ELM: It’s written by earlgreytea68, who is a very well known fanfiction writer, and the ship, it’s a double drabble and you wanna say the ship?
FK: [laughing] IT’S A KLINKEL FIC!!!! [all laughing] OK, so you clearly want to read this. It’s amazing. So.
ELM: It’s really good and I’m really glad that this is where our drink led to the other day. So we got that and some other great stuff, that’s $10 a month on Patreon, Patreon.com/fansplaining. If you were thinking about bumping up your pledge, or pledging for the first time, if you get it in within the next week or so then you can take part in this round.
FK: Indeed! OK. Other things you can do if you don’t have the cash or inclination to give us money to support the podcast: you can also review us on iTunes, which helps us find a larger audience and is incredibly helpful. We believe we deserve five stars, you can give us however many stars you think we deserve.
ELM: [quickly, quietly] Five stars.

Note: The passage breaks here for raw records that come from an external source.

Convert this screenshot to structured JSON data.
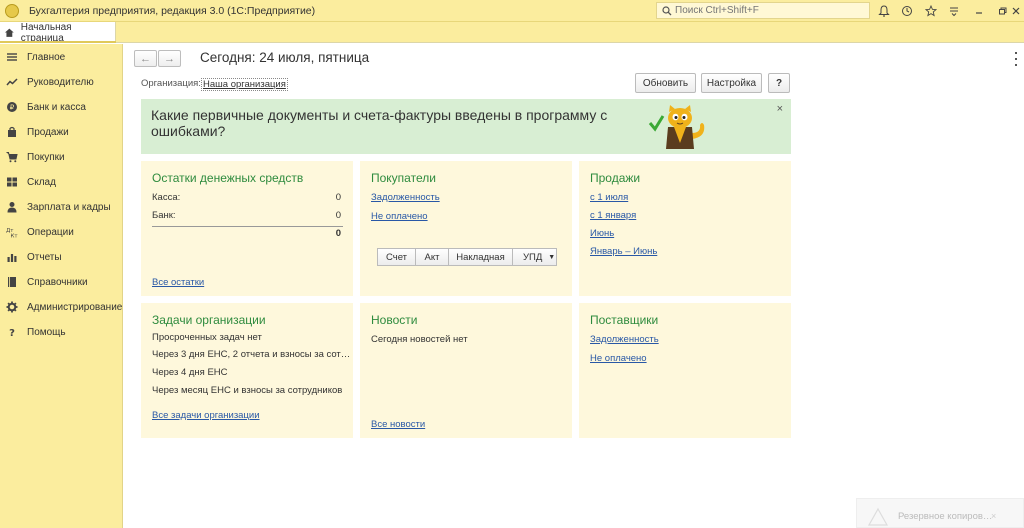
{
  "titlebar": {
    "title": "Бухгалтерия предприятия, редакция 3.0  (1С:Предприятие)",
    "search_placeholder": "Поиск Ctrl+Shift+F"
  },
  "tabs": {
    "home_label": "Начальная страница"
  },
  "sidebar": {
    "items": [
      {
        "label": "Главное",
        "icon": "menu-icon"
      },
      {
        "label": "Руководителю",
        "icon": "trend-icon"
      },
      {
        "label": "Банк и касса",
        "icon": "coin-icon"
      },
      {
        "label": "Продажи",
        "icon": "bag-icon"
      },
      {
        "label": "Покупки",
        "icon": "cart-icon"
      },
      {
        "label": "Склад",
        "icon": "warehouse-icon"
      },
      {
        "label": "Зарплата и кадры",
        "icon": "person-icon"
      },
      {
        "label": "Операции",
        "icon": "operations-icon"
      },
      {
        "label": "Отчеты",
        "icon": "chart-icon"
      },
      {
        "label": "Справочники",
        "icon": "book-icon"
      },
      {
        "label": "Администрирование",
        "icon": "gear-icon"
      },
      {
        "label": "Помощь",
        "icon": "help-icon"
      }
    ]
  },
  "header": {
    "title": "Сегодня: 24 июля, пятница",
    "org_label": "Организация:",
    "org_value": "Наша организация",
    "refresh_label": "Обновить",
    "settings_label": "Настройка",
    "help_label": "?"
  },
  "banner": {
    "text": "Какие первичные документы и счета-фактуры введены в программу с ошибками?",
    "close": "×"
  },
  "cash": {
    "title": "Остатки денежных средств",
    "kassa_label": "Касса:",
    "kassa_value": "0",
    "bank_label": "Банк:",
    "bank_value": "0",
    "total": "0",
    "link": "Все остатки"
  },
  "buyers": {
    "title": "Покупатели",
    "link1": "Задолженность",
    "link2": "Не оплачено",
    "buttons": [
      "Счет",
      "Акт",
      "Накладная",
      "УПД"
    ]
  },
  "sales": {
    "title": "Продажи",
    "links": [
      "с 1 июля",
      "с 1 января",
      "Июнь",
      "Январь – Июнь"
    ]
  },
  "tasks": {
    "title": "Задачи организации",
    "items": [
      "Просроченных задач нет",
      "Через 3 дня ЕНС, 2 отчета и взносы за сот…",
      "Через 4 дня ЕНС",
      "Через месяц ЕНС и взносы за сотрудников"
    ],
    "link": "Все задачи организации"
  },
  "news": {
    "title": "Новости",
    "text": "Сегодня новостей нет",
    "link": "Все новости"
  },
  "suppliers": {
    "title": "Поставщики",
    "link1": "Задолженность",
    "link2": "Не оплачено"
  },
  "toast": {
    "text": "Резервное копиров…",
    "close": "×"
  },
  "colors": {
    "accent_yellow": "#fbed9e",
    "panel": "#fef8dc",
    "banner": "#d8eed3",
    "title_green": "#2e8b3e",
    "link_blue": "#2958a6"
  }
}
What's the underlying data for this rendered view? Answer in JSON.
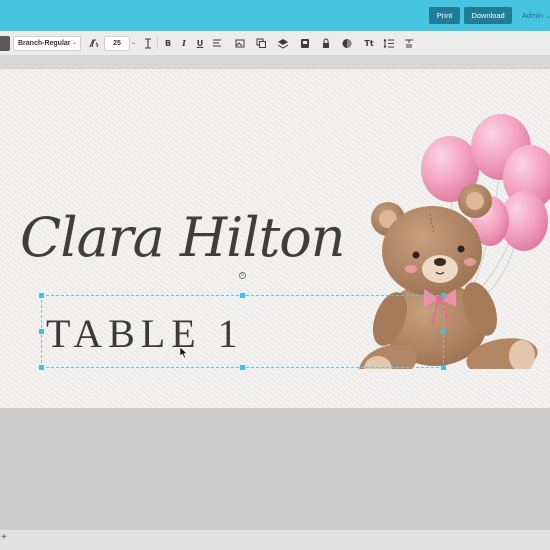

FK: Sniff sniff. [both laugh] You can also send in responses to any of our episodes, even if it’s an old one that you’re just listening to for the first time, we love all listener mail, that can go to fansplaining at gmail.com, or you can send it to our Twitter handle if it’s very short—@fansplaining. Or if it’s kinda longer you can send us an ask—although Tumblr sometimes eats asks—the box is open and anon is on, that’s just fansplaining.com or fansplaining.tumblr.com. We also have a Facebook page, if you should feel like you still need to be on Facebook.
ELM: Look Flourish, do you really wanna go down this rabbit hole?
FK: Anyway, movin’ on, I think that’s it!
ELM: [laughs] That is it! OK, bye!
[Outro music, thank yous and disclaimers]